  2. Product name – Next to each item listed to be cleaned, identify the exact cleaning product to be used. For some items several products may be required e.g. cleaners and sanitizes. All products must be listed & it helps to keep them in the order they will be used.
  3. Cleaning method – Describe how the product is to be used e.g. straight or diluted, and how the person carrying out the task must use it e.g. wipe with cloth, spray & leave, scrub then sanitize. Use Personal Protective Equipment (PPE) as needed.
  4. Cleaning frequency – State how often cleaning must be carried out e.g. daily, after each use, between raw & cooked foods, monthly or as required.
  5. Person responsible – State the name of the crew member assigned to carry out this task. In some cases the title of the job holder can be used instead.
  6. Completed – Leave a field free for the responsible person to sign off as & when they complete the actual task. This is not required on master copies but is essential for working documents.


Degreasing should be on top of the list. Instead of mopping (as explained above) it is vital to remove any build-up of grease which can be both a fire hazard and health hazard grease caused falls.

Oven and Grill Cleaning

We all know how important this is. Can’t let food or liquid stains stay on our ovens while cooking, can we? So here’s what we can do. Even though this is one of the most dreaded tasks, this should be second on your cleaning schedules. Good products make the job easier.


This is where color coding comes in handy.  By wiping, we mean that one cloth should be used for one task only. A milk spill should not be cleaned with the same cloth you clean raw meat blood stains. This can cause cross contamination.

Fridges and glass surfaces should be sparkly clean as well.

How should a Cleaning Schedule be used?
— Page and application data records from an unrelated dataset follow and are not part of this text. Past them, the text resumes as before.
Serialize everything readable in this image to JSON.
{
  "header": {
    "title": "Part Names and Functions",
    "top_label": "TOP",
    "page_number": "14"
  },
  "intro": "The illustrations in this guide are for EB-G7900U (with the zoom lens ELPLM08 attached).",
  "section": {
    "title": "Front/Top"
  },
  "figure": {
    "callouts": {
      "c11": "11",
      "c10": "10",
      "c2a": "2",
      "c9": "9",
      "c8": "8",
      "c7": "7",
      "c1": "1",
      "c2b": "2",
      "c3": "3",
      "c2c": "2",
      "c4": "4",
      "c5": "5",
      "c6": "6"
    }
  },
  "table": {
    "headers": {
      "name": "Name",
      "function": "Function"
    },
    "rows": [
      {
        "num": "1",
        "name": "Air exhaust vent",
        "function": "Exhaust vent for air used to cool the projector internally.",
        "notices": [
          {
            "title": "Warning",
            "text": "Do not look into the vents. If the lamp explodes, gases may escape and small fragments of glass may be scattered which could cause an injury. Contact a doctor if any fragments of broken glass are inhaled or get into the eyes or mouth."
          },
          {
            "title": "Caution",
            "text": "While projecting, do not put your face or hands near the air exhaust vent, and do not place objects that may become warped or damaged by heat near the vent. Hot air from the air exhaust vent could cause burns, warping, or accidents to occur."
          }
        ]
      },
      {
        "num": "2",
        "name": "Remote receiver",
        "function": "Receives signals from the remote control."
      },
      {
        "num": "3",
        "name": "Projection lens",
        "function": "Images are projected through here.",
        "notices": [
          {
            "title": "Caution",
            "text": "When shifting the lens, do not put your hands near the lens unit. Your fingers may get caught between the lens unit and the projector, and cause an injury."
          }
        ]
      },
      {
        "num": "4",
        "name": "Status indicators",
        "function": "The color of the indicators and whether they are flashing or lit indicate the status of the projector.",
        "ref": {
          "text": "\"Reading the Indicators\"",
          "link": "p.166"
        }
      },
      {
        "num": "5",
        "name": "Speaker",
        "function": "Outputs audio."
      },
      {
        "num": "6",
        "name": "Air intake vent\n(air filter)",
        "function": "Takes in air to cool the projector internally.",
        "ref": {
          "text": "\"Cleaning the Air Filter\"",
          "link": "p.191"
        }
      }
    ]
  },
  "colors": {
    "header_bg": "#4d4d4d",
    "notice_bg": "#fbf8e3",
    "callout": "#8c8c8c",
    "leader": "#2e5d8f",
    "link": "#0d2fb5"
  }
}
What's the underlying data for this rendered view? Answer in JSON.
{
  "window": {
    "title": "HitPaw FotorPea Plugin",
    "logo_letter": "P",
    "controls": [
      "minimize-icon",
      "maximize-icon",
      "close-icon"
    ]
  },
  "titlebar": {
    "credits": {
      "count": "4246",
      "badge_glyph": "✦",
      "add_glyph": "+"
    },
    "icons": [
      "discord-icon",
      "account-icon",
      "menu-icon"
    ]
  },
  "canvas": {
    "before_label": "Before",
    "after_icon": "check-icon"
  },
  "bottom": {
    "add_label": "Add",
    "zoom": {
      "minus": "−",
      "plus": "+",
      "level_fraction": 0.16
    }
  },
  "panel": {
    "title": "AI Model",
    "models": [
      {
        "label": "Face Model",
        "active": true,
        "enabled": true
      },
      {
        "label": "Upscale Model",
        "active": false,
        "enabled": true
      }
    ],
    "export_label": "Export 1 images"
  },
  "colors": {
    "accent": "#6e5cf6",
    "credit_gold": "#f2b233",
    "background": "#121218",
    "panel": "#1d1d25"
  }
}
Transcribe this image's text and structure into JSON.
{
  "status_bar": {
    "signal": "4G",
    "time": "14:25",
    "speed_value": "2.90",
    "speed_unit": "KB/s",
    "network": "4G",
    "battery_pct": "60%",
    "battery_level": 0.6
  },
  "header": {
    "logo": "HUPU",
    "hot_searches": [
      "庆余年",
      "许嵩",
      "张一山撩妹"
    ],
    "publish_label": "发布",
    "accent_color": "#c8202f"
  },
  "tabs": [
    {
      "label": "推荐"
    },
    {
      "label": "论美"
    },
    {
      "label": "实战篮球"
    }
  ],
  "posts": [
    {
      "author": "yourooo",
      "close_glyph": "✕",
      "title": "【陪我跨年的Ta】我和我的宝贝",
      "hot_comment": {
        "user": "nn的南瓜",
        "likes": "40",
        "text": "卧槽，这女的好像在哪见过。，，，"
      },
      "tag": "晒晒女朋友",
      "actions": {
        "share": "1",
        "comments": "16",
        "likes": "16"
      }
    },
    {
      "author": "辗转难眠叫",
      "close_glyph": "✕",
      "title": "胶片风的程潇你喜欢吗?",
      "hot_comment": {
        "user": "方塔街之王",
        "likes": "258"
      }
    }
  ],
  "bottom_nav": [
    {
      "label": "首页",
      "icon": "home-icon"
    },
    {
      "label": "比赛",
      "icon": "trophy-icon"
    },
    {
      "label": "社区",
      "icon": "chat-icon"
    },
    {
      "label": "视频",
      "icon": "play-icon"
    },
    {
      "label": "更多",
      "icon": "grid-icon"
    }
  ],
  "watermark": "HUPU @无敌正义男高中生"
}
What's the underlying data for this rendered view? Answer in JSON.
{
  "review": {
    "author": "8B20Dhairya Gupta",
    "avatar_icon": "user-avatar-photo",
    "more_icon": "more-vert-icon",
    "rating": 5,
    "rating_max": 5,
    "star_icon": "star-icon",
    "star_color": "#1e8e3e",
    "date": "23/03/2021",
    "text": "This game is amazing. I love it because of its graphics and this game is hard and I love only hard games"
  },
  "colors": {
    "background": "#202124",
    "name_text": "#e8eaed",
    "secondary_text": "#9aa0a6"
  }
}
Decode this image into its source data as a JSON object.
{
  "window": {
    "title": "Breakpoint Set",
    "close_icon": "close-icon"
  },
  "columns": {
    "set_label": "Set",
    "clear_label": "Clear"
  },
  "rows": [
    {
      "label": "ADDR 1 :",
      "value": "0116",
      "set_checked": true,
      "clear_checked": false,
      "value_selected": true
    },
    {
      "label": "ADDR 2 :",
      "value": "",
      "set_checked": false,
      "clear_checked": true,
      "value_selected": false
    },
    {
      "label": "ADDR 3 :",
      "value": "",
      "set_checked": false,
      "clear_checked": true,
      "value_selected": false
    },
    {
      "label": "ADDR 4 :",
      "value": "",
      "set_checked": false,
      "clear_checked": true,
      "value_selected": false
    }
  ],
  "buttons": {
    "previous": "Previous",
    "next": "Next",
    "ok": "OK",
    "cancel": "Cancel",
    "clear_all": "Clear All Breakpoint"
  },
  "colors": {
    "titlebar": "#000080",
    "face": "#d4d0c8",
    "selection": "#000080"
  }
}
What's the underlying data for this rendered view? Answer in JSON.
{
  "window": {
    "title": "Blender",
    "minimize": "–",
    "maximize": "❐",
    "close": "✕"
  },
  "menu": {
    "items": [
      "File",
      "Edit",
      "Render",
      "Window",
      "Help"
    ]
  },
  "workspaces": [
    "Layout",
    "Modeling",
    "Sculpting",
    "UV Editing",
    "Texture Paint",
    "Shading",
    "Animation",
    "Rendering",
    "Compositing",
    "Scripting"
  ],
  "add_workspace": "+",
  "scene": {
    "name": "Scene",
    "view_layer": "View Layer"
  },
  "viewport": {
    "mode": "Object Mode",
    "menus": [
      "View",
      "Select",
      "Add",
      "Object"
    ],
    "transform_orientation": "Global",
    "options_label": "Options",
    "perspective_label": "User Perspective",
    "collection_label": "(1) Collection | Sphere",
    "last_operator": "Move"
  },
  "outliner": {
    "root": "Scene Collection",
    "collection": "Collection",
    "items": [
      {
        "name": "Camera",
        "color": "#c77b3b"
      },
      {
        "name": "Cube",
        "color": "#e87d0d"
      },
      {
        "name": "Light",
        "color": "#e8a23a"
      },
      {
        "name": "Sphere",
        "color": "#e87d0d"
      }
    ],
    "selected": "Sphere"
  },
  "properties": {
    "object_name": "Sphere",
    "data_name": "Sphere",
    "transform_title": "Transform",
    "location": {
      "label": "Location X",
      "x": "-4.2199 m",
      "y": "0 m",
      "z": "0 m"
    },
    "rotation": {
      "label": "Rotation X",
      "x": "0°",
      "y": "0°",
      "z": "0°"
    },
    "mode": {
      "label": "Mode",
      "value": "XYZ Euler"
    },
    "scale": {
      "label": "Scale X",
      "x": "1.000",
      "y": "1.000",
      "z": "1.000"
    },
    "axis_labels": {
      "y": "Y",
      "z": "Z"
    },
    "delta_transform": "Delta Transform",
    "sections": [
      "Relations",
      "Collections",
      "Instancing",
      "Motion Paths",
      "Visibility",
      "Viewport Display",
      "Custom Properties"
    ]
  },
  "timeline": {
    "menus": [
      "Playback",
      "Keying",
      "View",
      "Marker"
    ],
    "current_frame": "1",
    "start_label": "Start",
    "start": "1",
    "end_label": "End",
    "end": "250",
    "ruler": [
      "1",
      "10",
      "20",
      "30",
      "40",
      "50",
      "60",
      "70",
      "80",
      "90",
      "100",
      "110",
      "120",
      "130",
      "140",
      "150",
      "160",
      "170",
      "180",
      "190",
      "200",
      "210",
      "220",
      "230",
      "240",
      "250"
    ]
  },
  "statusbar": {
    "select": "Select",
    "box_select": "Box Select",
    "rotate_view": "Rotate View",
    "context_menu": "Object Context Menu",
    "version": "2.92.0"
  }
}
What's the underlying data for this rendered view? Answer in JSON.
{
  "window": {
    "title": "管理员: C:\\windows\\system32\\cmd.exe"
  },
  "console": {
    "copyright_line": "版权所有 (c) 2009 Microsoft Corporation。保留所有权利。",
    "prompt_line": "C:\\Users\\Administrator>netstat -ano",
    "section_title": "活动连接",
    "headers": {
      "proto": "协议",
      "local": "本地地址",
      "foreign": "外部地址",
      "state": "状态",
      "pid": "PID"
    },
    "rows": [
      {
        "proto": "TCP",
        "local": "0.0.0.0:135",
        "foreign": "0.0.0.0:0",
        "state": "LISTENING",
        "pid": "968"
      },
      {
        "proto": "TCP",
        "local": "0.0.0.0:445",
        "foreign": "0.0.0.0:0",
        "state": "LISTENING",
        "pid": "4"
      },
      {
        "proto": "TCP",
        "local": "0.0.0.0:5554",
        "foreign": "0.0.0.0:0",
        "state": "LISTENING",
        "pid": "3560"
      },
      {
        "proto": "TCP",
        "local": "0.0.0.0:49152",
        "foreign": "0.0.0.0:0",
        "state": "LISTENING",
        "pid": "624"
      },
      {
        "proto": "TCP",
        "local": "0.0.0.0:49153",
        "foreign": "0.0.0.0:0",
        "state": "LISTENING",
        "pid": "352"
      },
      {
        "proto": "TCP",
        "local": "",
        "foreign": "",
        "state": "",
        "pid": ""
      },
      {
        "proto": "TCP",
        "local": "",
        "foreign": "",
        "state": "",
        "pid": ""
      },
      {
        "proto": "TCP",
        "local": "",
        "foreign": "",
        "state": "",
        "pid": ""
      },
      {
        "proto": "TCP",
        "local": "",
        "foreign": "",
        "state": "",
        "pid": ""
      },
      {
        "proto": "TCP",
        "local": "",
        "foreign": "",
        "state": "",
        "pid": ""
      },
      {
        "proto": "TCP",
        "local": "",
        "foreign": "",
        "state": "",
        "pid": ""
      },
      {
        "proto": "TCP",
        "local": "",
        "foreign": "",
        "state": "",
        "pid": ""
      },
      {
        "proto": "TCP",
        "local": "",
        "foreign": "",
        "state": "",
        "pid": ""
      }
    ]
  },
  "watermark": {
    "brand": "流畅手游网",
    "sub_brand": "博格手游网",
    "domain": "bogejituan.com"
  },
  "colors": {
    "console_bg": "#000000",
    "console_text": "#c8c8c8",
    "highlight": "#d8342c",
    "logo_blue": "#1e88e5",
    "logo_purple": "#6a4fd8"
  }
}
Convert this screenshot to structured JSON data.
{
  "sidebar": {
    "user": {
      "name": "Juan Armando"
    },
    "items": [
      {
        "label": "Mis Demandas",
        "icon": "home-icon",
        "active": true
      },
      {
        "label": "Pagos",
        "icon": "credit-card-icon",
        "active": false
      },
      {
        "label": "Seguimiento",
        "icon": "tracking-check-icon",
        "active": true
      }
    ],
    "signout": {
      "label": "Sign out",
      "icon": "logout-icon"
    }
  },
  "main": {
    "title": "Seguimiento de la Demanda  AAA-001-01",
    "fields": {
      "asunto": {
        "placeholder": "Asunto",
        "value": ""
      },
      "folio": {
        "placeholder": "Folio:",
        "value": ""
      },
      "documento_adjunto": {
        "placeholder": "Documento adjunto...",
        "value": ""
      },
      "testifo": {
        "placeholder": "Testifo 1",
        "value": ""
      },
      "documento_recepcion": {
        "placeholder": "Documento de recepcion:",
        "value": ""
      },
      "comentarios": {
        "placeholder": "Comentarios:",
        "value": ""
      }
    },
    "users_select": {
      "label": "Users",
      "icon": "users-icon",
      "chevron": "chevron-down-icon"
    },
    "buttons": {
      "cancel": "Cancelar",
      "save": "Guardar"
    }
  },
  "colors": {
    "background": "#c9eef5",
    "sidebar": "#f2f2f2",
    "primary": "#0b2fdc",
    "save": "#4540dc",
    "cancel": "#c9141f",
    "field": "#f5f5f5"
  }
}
Well this will be part of your daily routine you must assign each cleaning task to someone. Small scale food operators might be a bit too relaxed to follow it out of fear of expenses. This is where Health departments should provide financial assistance and proper guidance on how to follow these schedules.

What does the law about this?

There are several state and local agencies that can provide you with a bundle of information.  There are safety guidelines and the consequences that might happen if these are neglected. The Fire and Health Departments can and will shut you down and close your doors if they feel your operation is a risk. Cleaning Resource Center can provide the ultimate cleaning schedule for your kitchen